PROBLEM TO SOLVE: What you return must match the records word for word, except that images are dropped.

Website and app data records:
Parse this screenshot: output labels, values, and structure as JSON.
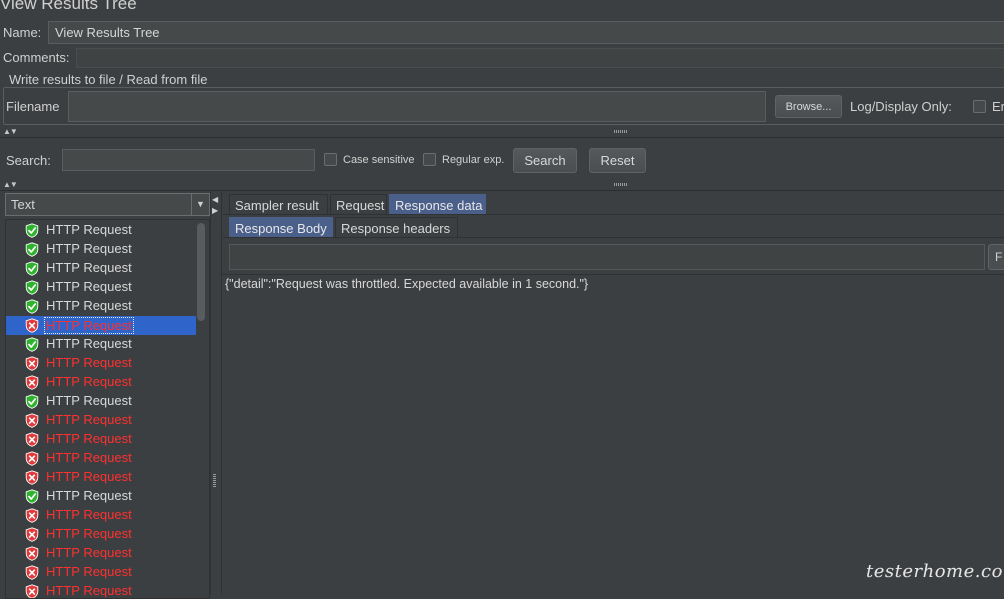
{
  "page_title": "View Results Tree",
  "name_field": {
    "label": "Name:",
    "value": "View Results Tree"
  },
  "comments_field": {
    "label": "Comments:",
    "value": ""
  },
  "write_results": {
    "title": "Write results to file / Read from file",
    "filename_label": "Filename",
    "filename_value": "",
    "browse_label": "Browse...",
    "log_display_label": "Log/Display Only:",
    "errors_label": "Er"
  },
  "search_bar": {
    "label": "Search:",
    "value": "",
    "case_sensitive_label": "Case sensitive",
    "regular_exp_label": "Regular exp.",
    "search_button": "Search",
    "reset_button": "Reset"
  },
  "view_selector": {
    "value": "Text"
  },
  "results": [
    {
      "label": "HTTP Request",
      "status": "ok"
    },
    {
      "label": "HTTP Request",
      "status": "ok"
    },
    {
      "label": "HTTP Request",
      "status": "ok"
    },
    {
      "label": "HTTP Request",
      "status": "ok"
    },
    {
      "label": "HTTP Request",
      "status": "ok"
    },
    {
      "label": "HTTP Request",
      "status": "fail",
      "selected": true
    },
    {
      "label": "HTTP Request",
      "status": "ok"
    },
    {
      "label": "HTTP Request",
      "status": "fail"
    },
    {
      "label": "HTTP Request",
      "status": "fail"
    },
    {
      "label": "HTTP Request",
      "status": "ok"
    },
    {
      "label": "HTTP Request",
      "status": "fail"
    },
    {
      "label": "HTTP Request",
      "status": "fail"
    },
    {
      "label": "HTTP Request",
      "status": "fail"
    },
    {
      "label": "HTTP Request",
      "status": "fail"
    },
    {
      "label": "HTTP Request",
      "status": "ok"
    },
    {
      "label": "HTTP Request",
      "status": "fail"
    },
    {
      "label": "HTTP Request",
      "status": "fail"
    },
    {
      "label": "HTTP Request",
      "status": "fail"
    },
    {
      "label": "HTTP Request",
      "status": "fail"
    },
    {
      "label": "HTTP Request",
      "status": "fail"
    }
  ],
  "tabs": [
    {
      "label": "Sampler result",
      "active": false
    },
    {
      "label": "Request",
      "active": false
    },
    {
      "label": "Response data",
      "active": true
    }
  ],
  "subtabs": [
    {
      "label": "Response Body",
      "active": true
    },
    {
      "label": "Response headers",
      "active": false
    }
  ],
  "response": {
    "search_value": "",
    "find_label": "F",
    "body_text": "{\"detail\":\"Request was throttled. Expected available in 1 second.\"}"
  },
  "watermark": "testerhome.com",
  "colors": {
    "background": "#3c3f41",
    "ok_icon": "#2fb32f",
    "fail_icon": "#e23a3a",
    "fail_text": "#ff3030",
    "selection": "#2f65ca",
    "active_tab": "#4a5f8a"
  }
}
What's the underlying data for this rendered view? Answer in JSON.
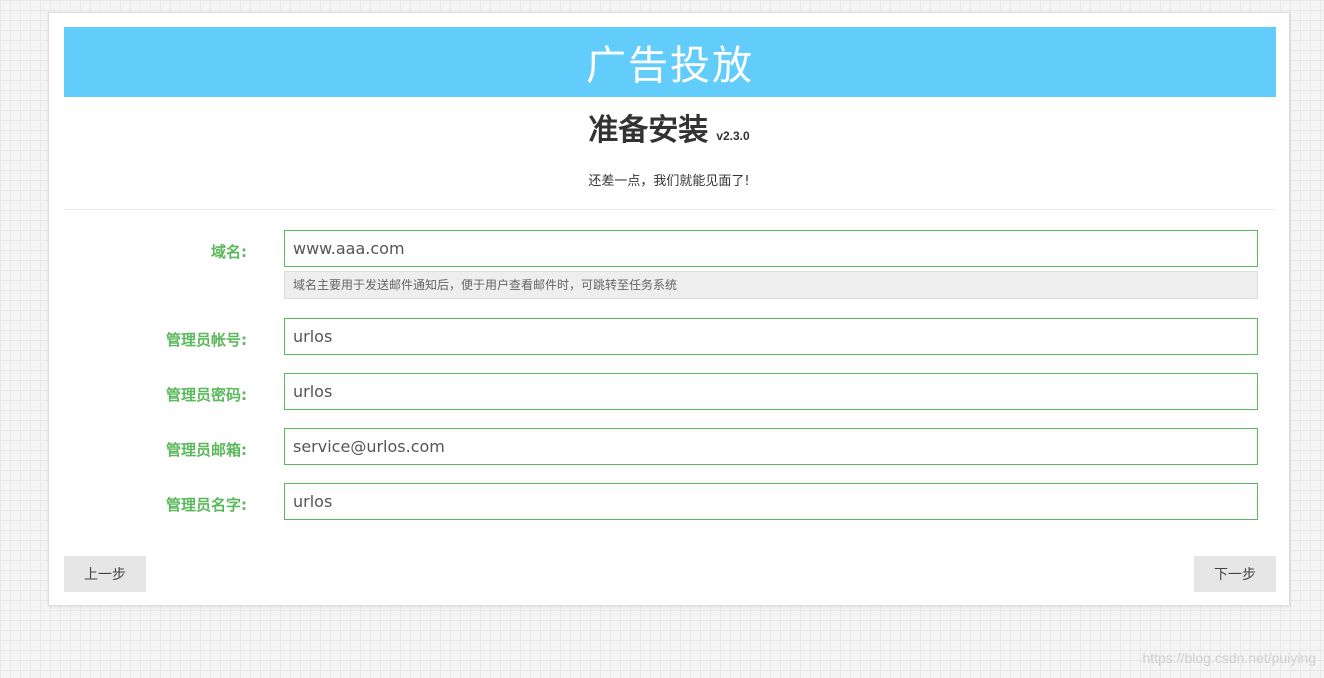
{
  "banner": {
    "title": "广告投放"
  },
  "heading": {
    "title": "准备安装",
    "version": "v2.3.0"
  },
  "subtitle": "还差一点，我们就能见面了!",
  "form": {
    "domain": {
      "label": "域名:",
      "value": "www.aaa.com",
      "help": "域名主要用于发送邮件通知后，便于用户查看邮件时，可跳转至任务系统"
    },
    "admin_account": {
      "label": "管理员帐号:",
      "value": "urlos"
    },
    "admin_password": {
      "label": "管理员密码:",
      "value": "urlos"
    },
    "admin_email": {
      "label": "管理员邮箱:",
      "value": "service@urlos.com"
    },
    "admin_name": {
      "label": "管理员名字:",
      "value": "urlos"
    }
  },
  "buttons": {
    "prev": "上一步",
    "next": "下一步"
  },
  "watermark": "https://blog.csdn.net/puiying",
  "colors": {
    "banner": "#62cdfa",
    "label": "#5cb85c",
    "input_border": "#5cb85c"
  }
}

REPLY:
Parse this screenshot: output labels, values, and structure as JSON.
{
  "page_title": "View Results Tree",
  "name_field": {
    "label": "Name:",
    "value": "View Results Tree"
  },
  "comments_field": {
    "label": "Comments:",
    "value": ""
  },
  "write_results": {
    "title": "Write results to file / Read from file",
    "filename_label": "Filename",
    "filename_value": "",
    "browse_label": "Browse...",
    "log_display_label": "Log/Display Only:",
    "errors_label": "Er"
  },
  "search_bar": {
    "label": "Search:",
    "value": "",
    "case_sensitive_label": "Case sensitive",
    "regular_exp_label": "Regular exp.",
    "search_button": "Search",
    "reset_button": "Reset"
  },
  "view_selector": {
    "value": "Text"
  },
  "results": [
    {
      "label": "HTTP Request",
      "status": "ok"
    },
    {
      "label": "HTTP Request",
      "status": "ok"
    },
    {
      "label": "HTTP Request",
      "status": "ok"
    },
    {
      "label": "HTTP Request",
      "status": "ok"
    },
    {
      "label": "HTTP Request",
      "status": "ok"
    },
    {
      "label": "HTTP Request",
      "status": "fail",
      "selected": true
    },
    {
      "label": "HTTP Request",
      "status": "ok"
    },
    {
      "label": "HTTP Request",
      "status": "fail"
    },
    {
      "label": "HTTP Request",
      "status": "fail"
    },
    {
      "label": "HTTP Request",
      "status": "ok"
    },
    {
      "label": "HTTP Request",
      "status": "fail"
    },
    {
      "label": "HTTP Request",
      "status": "fail"
    },
    {
      "label": "HTTP Request",
      "status": "fail"
    },
    {
      "label": "HTTP Request",
      "status": "fail"
    },
    {
      "label": "HTTP Request",
      "status": "ok"
    },
    {
      "label": "HTTP Request",
      "status": "fail"
    },
    {
      "label": "HTTP Request",
      "status": "fail"
    },
    {
      "label": "HTTP Request",
      "status": "fail"
    },
    {
      "label": "HTTP Request",
      "status": "fail"
    },
    {
      "label": "HTTP Request",
      "status": "fail"
    }
  ],
  "tabs": [
    {
      "label": "Sampler result",
      "active": false
    },
    {
      "label": "Request",
      "active": false
    },
    {
      "label": "Response data",
      "active": true
    }
  ],
  "subtabs": [
    {
      "label": "Response Body",
      "active": true
    },
    {
      "label": "Response headers",
      "active": false
    }
  ],
  "response": {
    "search_value": "",
    "find_label": "F",
    "body_text": "{\"detail\":\"Request was throttled. Expected available in 1 second.\"}"
  },
  "watermark": "testerhome.com",
  "colors": {
    "background": "#3c3f41",
    "ok_icon": "#2fb32f",
    "fail_icon": "#e23a3a",
    "fail_text": "#ff3030",
    "selection": "#2f65ca",
    "active_tab": "#4a5f8a"
  }
}
What's the underlying data for this rendered view? Answer in JSON.
{
  "banner": {
    "title": "广告投放"
  },
  "heading": {
    "title": "准备安装",
    "version": "v2.3.0"
  },
  "subtitle": "还差一点，我们就能见面了!",
  "form": {
    "domain": {
      "label": "域名:",
      "value": "www.aaa.com",
      "help": "域名主要用于发送邮件通知后，便于用户查看邮件时，可跳转至任务系统"
    },
    "admin_account": {
      "label": "管理员帐号:",
      "value": "urlos"
    },
    "admin_password": {
      "label": "管理员密码:",
      "value": "urlos"
    },
    "admin_email": {
      "label": "管理员邮箱:",
      "value": "service@urlos.com"
    },
    "admin_name": {
      "label": "管理员名字:",
      "value": "urlos"
    }
  },
  "buttons": {
    "prev": "上一步",
    "next": "下一步"
  },
  "watermark": "https://blog.csdn.net/puiying",
  "colors": {
    "banner": "#62cdfa",
    "label": "#5cb85c",
    "input_border": "#5cb85c"
  }
}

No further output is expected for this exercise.